At the Mundaring Weir
The Weir feeds a pipeline extending all the way to Kalgoorlie, some 350 miles to the east, providing water to the entire region (including our destination, Merredin).
The Golden Pipeline, near Merredin.
We didn't want to take the main highway to Merredin, so we took an alternate route passing through a town called Toodyay, where we stopped for breakfast. Continuing our drive, I learned my first lesson of this vacation: provide yourself with detailed maps before driving in unfamiliar regions! We spent a while driving north when we should have been going east, but the countryside was beautiful and we had plenty of time.
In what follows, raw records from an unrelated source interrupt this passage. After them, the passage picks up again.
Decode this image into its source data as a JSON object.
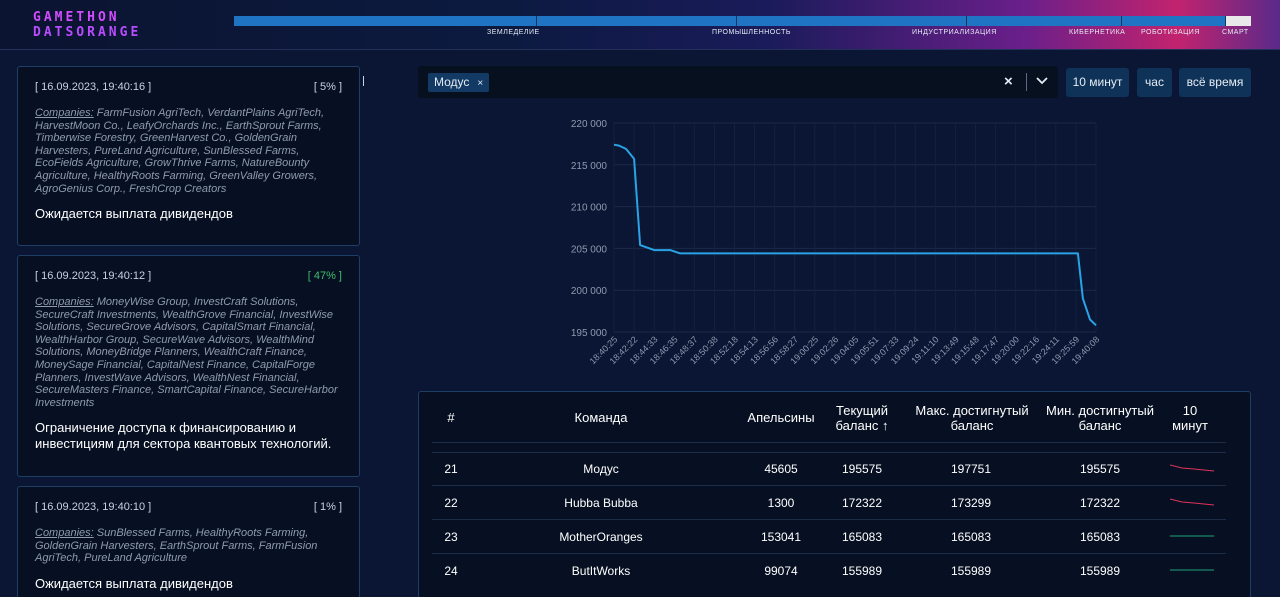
{
  "header": {
    "logo_line1": "GAMETHON",
    "logo_line2": "DATSORANGE",
    "stages": [
      "ЗЕМЛЕДЕЛИЕ",
      "ПРОМЫШЛЕННОСТЬ",
      "ИНДУСТРИАЛИЗАЦИЯ",
      "КИБЕРНЕТИКА",
      "РОБОТИЗАЦИЯ",
      "СМАРТ"
    ]
  },
  "feed": [
    {
      "timestamp": "[ 16.09.2023, 19:40:16 ]",
      "percent": "[ 5% ]",
      "companies_label": "Companies:",
      "companies": "FarmFusion AgriTech, VerdantPlains AgriTech, HarvestMoon Co., LeafyOrchards Inc., EarthSprout Farms, Timberwise Forestry, GreenHarvest Co., GoldenGrain Harvesters, PureLand Agriculture, SunBlessed Farms, EcoFields Agriculture, GrowThrive Farms, NatureBounty Agriculture, HealthyRoots Farming, GreenValley Growers, AgroGenius Corp., FreshCrop Creators",
      "headline": "Ожидается выплата дивидендов"
    },
    {
      "timestamp": "[ 16.09.2023, 19:40:12 ]",
      "percent": "[ 47% ]",
      "companies_label": "Companies:",
      "companies": "MoneyWise Group, InvestCraft Solutions, SecureCraft Investments, WealthGrove Financial, InvestWise Solutions, SecureGrove Advisors, CapitalSmart Financial, WealthHarbor Group, SecureWave Advisors, WealthMind Solutions, MoneyBridge Planners, WealthCraft Finance, MoneySage Financial, CapitalNest Finance, CapitalForge Planners, InvestWave Advisors, WealthNest Financial, SecureMasters Finance, SmartCapital Finance, SecureHarbor Investments",
      "headline": "Ограничение доступа к финансированию и инвестициям для сектора квантовых технологий."
    },
    {
      "timestamp": "[ 16.09.2023, 19:40:10 ]",
      "percent": "[ 1% ]",
      "companies_label": "Companies:",
      "companies": "SunBlessed Farms, HealthyRoots Farming, GoldenGrain Harvesters, EarthSprout Farms, FarmFusion AgriTech, PureLand Agriculture",
      "headline": "Ожидается выплата дивидендов"
    }
  ],
  "filter": {
    "selected_tag": "Модус",
    "tag_remove": "×",
    "clear": "×"
  },
  "time_buttons": [
    "10 минут",
    "час",
    "всё время"
  ],
  "chart_data": {
    "type": "line",
    "title": "",
    "xlabel": "",
    "ylabel": "",
    "ylim": [
      195000,
      220000
    ],
    "y_ticks": [
      "220 000",
      "215 000",
      "210 000",
      "205 000",
      "200 000",
      "195 000"
    ],
    "x_ticks": [
      "18:40:25",
      "18:42:22",
      "18:44:33",
      "18:46:35",
      "18:48:37",
      "18:50:38",
      "18:52:18",
      "18:54:13",
      "18:56:56",
      "18:58:27",
      "19:00:25",
      "19:02:26",
      "19:04:05",
      "19:05:51",
      "19:07:33",
      "19:09:24",
      "19:11:10",
      "19:13:49",
      "19:15:48",
      "19:17:47",
      "19:20:00",
      "19:22:16",
      "19:24:11",
      "19:25:59",
      "19:40:08"
    ],
    "grid": true,
    "color": "#2aa3e6",
    "series": [
      {
        "x": [
          0,
          0.25,
          0.6,
          1.0,
          1.3,
          2.0,
          2.8,
          3.3,
          4,
          6,
          10,
          14,
          18,
          22,
          23.1,
          23.35,
          23.7,
          24
        ],
        "values": [
          217400,
          217300,
          216900,
          215700,
          205400,
          204800,
          204800,
          204400,
          204400,
          204400,
          204400,
          204400,
          204400,
          204400,
          204400,
          199000,
          196500,
          195800
        ]
      }
    ]
  },
  "table": {
    "headers": [
      "#",
      "Команда",
      "Апельсины",
      "Текущий баланс ↑",
      "Макс. достигнутый баланс",
      "Мин. достигнутый баланс",
      "10 минут"
    ],
    "rows": [
      {
        "rank": "21",
        "team": "Модус",
        "oranges": "45605",
        "current": "195575",
        "max": "197751",
        "min": "195575",
        "trend": "down"
      },
      {
        "rank": "22",
        "team": "Hubba Bubba",
        "oranges": "1300",
        "current": "172322",
        "max": "173299",
        "min": "172322",
        "trend": "down"
      },
      {
        "rank": "23",
        "team": "MotherOranges",
        "oranges": "153041",
        "current": "165083",
        "max": "165083",
        "min": "165083",
        "trend": "flat"
      },
      {
        "rank": "24",
        "team": "ButItWorks",
        "oranges": "99074",
        "current": "155989",
        "max": "155989",
        "min": "155989",
        "trend": "flat"
      }
    ],
    "trend_colors": {
      "down": "#e0325a",
      "flat": "#1fa37a"
    }
  }
}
I stopped in a place called Wongan Hills, bought a map and got back on track.
Arriving at Merredin, we stopped at Lorna's sister's house, but she wasn't home, so we went next door to her mother's house. L's mother is 95, and I was pleased to see that she hadn't aged much in the 10 years since we last saw her. She has a little more trouble getting around (she uses a walker), but is still mentally sharp. She told me that she occasionally forgets a name, but then so do I. She is the oldest person I've ever known.
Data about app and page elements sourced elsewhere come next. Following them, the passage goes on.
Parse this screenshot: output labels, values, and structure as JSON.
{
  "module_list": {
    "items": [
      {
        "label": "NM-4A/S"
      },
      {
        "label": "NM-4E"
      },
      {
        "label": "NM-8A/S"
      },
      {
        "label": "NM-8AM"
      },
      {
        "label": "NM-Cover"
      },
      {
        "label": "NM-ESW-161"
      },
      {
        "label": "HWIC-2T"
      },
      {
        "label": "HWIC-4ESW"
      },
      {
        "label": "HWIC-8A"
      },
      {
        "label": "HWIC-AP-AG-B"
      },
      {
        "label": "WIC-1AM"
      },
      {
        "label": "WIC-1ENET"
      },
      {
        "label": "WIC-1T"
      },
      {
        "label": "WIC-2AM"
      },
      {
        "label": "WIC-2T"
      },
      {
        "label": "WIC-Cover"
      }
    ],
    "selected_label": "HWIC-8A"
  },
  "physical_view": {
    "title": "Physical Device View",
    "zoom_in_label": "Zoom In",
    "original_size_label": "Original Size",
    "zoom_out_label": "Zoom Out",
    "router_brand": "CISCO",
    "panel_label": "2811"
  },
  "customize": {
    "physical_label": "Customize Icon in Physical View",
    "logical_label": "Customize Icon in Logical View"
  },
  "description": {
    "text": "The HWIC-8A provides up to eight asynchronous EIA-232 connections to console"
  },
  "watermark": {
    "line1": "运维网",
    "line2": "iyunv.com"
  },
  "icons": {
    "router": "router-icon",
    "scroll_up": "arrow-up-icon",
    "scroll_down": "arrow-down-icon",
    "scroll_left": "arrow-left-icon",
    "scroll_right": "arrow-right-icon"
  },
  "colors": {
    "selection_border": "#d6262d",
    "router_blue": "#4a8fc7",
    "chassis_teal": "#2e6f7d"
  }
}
While we were in Merredin, we stayed at another house L's sister Thea owns on a property just out of town. It wasn't anything fancy, and we had to learn how to keep a fire going in the woodstove to keep the place even a little warm.
Thea's property has a couple of old rock quarries, and she has planted several thousand trees in order (I guess) to turn it into a kind of nature reserve. She keeps a few horses, sheep, geese and ducks there. That's in addition to the native lizards and birds (we spotted a gecko in the house a few times, and woke every morning to the complex song of a honeyeater).
On Thea's acreage.
Quarry, wattle in foreground.